◆ **What to produce**: Copy out every record that follows, word for word.

____

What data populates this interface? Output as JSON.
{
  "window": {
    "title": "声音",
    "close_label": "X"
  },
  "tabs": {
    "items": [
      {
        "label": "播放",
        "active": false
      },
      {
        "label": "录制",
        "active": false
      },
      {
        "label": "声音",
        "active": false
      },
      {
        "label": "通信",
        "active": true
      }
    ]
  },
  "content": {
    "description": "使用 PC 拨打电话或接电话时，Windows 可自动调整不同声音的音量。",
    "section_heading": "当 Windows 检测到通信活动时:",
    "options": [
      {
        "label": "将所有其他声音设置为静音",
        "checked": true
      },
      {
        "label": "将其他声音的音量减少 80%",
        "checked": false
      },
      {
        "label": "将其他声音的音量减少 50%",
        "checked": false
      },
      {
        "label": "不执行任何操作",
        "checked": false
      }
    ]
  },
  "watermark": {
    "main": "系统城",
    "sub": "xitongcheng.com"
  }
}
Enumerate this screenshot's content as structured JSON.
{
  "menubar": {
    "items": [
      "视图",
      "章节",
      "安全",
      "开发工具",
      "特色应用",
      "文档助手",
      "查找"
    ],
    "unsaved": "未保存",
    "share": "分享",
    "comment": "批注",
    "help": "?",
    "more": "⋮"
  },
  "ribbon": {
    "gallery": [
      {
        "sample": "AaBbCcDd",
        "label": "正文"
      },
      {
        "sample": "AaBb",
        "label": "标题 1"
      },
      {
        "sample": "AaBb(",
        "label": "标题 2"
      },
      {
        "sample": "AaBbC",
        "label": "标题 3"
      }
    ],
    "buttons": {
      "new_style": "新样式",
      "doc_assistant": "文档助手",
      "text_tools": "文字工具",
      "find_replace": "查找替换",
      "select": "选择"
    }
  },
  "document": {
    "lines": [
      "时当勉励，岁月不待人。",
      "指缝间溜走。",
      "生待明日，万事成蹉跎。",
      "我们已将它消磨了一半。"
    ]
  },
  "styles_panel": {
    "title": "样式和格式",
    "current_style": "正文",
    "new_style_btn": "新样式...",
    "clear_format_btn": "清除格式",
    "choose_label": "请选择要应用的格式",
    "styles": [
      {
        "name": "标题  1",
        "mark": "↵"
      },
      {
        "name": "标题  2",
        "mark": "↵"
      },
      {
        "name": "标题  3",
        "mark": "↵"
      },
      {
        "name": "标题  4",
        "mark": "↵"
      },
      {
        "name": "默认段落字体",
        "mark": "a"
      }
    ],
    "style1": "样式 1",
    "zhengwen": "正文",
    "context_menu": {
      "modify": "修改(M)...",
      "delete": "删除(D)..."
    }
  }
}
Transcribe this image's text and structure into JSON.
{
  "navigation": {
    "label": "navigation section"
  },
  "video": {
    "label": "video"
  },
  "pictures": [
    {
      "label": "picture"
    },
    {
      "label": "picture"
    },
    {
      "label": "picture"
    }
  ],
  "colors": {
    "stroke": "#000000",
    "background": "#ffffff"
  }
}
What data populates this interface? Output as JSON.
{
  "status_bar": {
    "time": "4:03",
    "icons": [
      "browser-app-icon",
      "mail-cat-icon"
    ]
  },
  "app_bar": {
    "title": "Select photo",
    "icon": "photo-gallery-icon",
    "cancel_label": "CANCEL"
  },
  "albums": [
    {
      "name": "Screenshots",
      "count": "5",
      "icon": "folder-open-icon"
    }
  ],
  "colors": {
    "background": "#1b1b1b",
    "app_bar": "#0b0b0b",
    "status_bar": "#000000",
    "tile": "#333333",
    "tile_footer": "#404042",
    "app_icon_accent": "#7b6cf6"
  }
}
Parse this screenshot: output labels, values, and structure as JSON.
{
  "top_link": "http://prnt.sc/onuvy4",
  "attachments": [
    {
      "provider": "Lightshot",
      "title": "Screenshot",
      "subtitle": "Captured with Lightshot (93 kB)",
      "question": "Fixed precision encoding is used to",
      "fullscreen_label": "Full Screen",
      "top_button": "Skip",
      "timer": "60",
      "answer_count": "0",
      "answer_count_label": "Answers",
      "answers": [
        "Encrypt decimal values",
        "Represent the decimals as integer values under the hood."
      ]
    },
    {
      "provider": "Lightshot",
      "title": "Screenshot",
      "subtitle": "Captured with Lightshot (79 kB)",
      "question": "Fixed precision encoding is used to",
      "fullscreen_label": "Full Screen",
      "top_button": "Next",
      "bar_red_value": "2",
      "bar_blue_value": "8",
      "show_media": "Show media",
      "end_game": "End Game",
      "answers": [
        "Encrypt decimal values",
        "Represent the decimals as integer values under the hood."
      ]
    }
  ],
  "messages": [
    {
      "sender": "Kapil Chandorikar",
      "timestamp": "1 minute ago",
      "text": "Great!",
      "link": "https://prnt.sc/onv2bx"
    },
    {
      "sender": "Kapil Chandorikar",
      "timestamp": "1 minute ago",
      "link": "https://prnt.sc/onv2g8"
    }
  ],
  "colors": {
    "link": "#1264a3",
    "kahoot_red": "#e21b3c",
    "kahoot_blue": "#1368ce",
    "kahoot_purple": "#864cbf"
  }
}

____

◆ **Written solution**:
What data populates this interface? Output as JSON.
{
  "window": {
    "title": "声音",
    "close_label": "X"
  },
  "tabs": {
    "items": [
      {
        "label": "播放",
        "active": false
      },
      {
        "label": "录制",
        "active": false
      },
      {
        "label": "声音",
        "active": false
      },
      {
        "label": "通信",
        "active": true
      }
    ]
  },
  "content": {
    "description": "使用 PC 拨打电话或接电话时，Windows 可自动调整不同声音的音量。",
    "section_heading": "当 Windows 检测到通信活动时:",
    "options": [
      {
        "label": "将所有其他声音设置为静音",
        "checked": true
      },
      {
        "label": "将其他声音的音量减少 80%",
        "checked": false
      },
      {
        "label": "将其他声音的音量减少 50%",
        "checked": false
      },
      {
        "label": "不执行任何操作",
        "checked": false
      }
    ]
  },
  "watermark": {
    "main": "系统城",
    "sub": "xitongcheng.com"
  }
}
Enumerate this screenshot's content as structured JSON.
{
  "menubar": {
    "items": [
      "视图",
      "章节",
      "安全",
      "开发工具",
      "特色应用",
      "文档助手",
      "查找"
    ],
    "unsaved": "未保存",
    "share": "分享",
    "comment": "批注",
    "help": "?",
    "more": "⋮"
  },
  "ribbon": {
    "gallery": [
      {
        "sample": "AaBbCcDd",
        "label": "正文"
      },
      {
        "sample": "AaBb",
        "label": "标题 1"
      },
      {
        "sample": "AaBb(",
        "label": "标题 2"
      },
      {
        "sample": "AaBbC",
        "label": "标题 3"
      }
    ],
    "buttons": {
      "new_style": "新样式",
      "doc_assistant": "文档助手",
      "text_tools": "文字工具",
      "find_replace": "查找替换",
      "select": "选择"
    }
  },
  "document": {
    "lines": [
      "时当勉励，岁月不待人。",
      "指缝间溜走。",
      "生待明日，万事成蹉跎。",
      "我们已将它消磨了一半。"
    ]
  },
  "styles_panel": {
    "title": "样式和格式",
    "current_style": "正文",
    "new_style_btn": "新样式...",
    "clear_format_btn": "清除格式",
    "choose_label": "请选择要应用的格式",
    "styles": [
      {
        "name": "标题  1",
        "mark": "↵"
      },
      {
        "name": "标题  2",
        "mark": "↵"
      },
      {
        "name": "标题  3",
        "mark": "↵"
      },
      {
        "name": "标题  4",
        "mark": "↵"
      },
      {
        "name": "默认段落字体",
        "mark": "a"
      }
    ],
    "style1": "样式 1",
    "zhengwen": "正文",
    "context_menu": {
      "modify": "修改(M)...",
      "delete": "删除(D)..."
    }
  }
}
Transcribe this image's text and structure into JSON.
{
  "navigation": {
    "label": "navigation section"
  },
  "video": {
    "label": "video"
  },
  "pictures": [
    {
      "label": "picture"
    },
    {
      "label": "picture"
    },
    {
      "label": "picture"
    }
  ],
  "colors": {
    "stroke": "#000000",
    "background": "#ffffff"
  }
}
What data populates this interface? Output as JSON.
{
  "status_bar": {
    "time": "4:03",
    "icons": [
      "browser-app-icon",
      "mail-cat-icon"
    ]
  },
  "app_bar": {
    "title": "Select photo",
    "icon": "photo-gallery-icon",
    "cancel_label": "CANCEL"
  },
  "albums": [
    {
      "name": "Screenshots",
      "count": "5",
      "icon": "folder-open-icon"
    }
  ],
  "colors": {
    "background": "#1b1b1b",
    "app_bar": "#0b0b0b",
    "status_bar": "#000000",
    "tile": "#333333",
    "tile_footer": "#404042",
    "app_icon_accent": "#7b6cf6"
  }
}
Parse this screenshot: output labels, values, and structure as JSON.
{
  "top_link": "http://prnt.sc/onuvy4",
  "attachments": [
    {
      "provider": "Lightshot",
      "title": "Screenshot",
      "subtitle": "Captured with Lightshot (93 kB)",
      "question": "Fixed precision encoding is used to",
      "fullscreen_label": "Full Screen",
      "top_button": "Skip",
      "timer": "60",
      "answer_count": "0",
      "answer_count_label": "Answers",
      "answers": [
        "Encrypt decimal values",
        "Represent the decimals as integer values under the hood."
      ]
    },
    {
      "provider": "Lightshot",
      "title": "Screenshot",
      "subtitle": "Captured with Lightshot (79 kB)",
      "question": "Fixed precision encoding is used to",
      "fullscreen_label": "Full Screen",
      "top_button": "Next",
      "bar_red_value": "2",
      "bar_blue_value": "8",
      "show_media": "Show media",
      "end_game": "End Game",
      "answers": [
        "Encrypt decimal values",
        "Represent the decimals as integer values under the hood."
      ]
    }
  ],
  "messages": [
    {
      "sender": "Kapil Chandorikar",
      "timestamp": "1 minute ago",
      "text": "Great!",
      "link": "https://prnt.sc/onv2bx"
    },
    {
      "sender": "Kapil Chandorikar",
      "timestamp": "1 minute ago",
      "link": "https://prnt.sc/onv2g8"
    }
  ],
  "colors": {
    "link": "#1264a3",
    "kahoot_red": "#e21b3c",
    "kahoot_blue": "#1368ce",
    "kahoot_purple": "#864cbf"
  }
}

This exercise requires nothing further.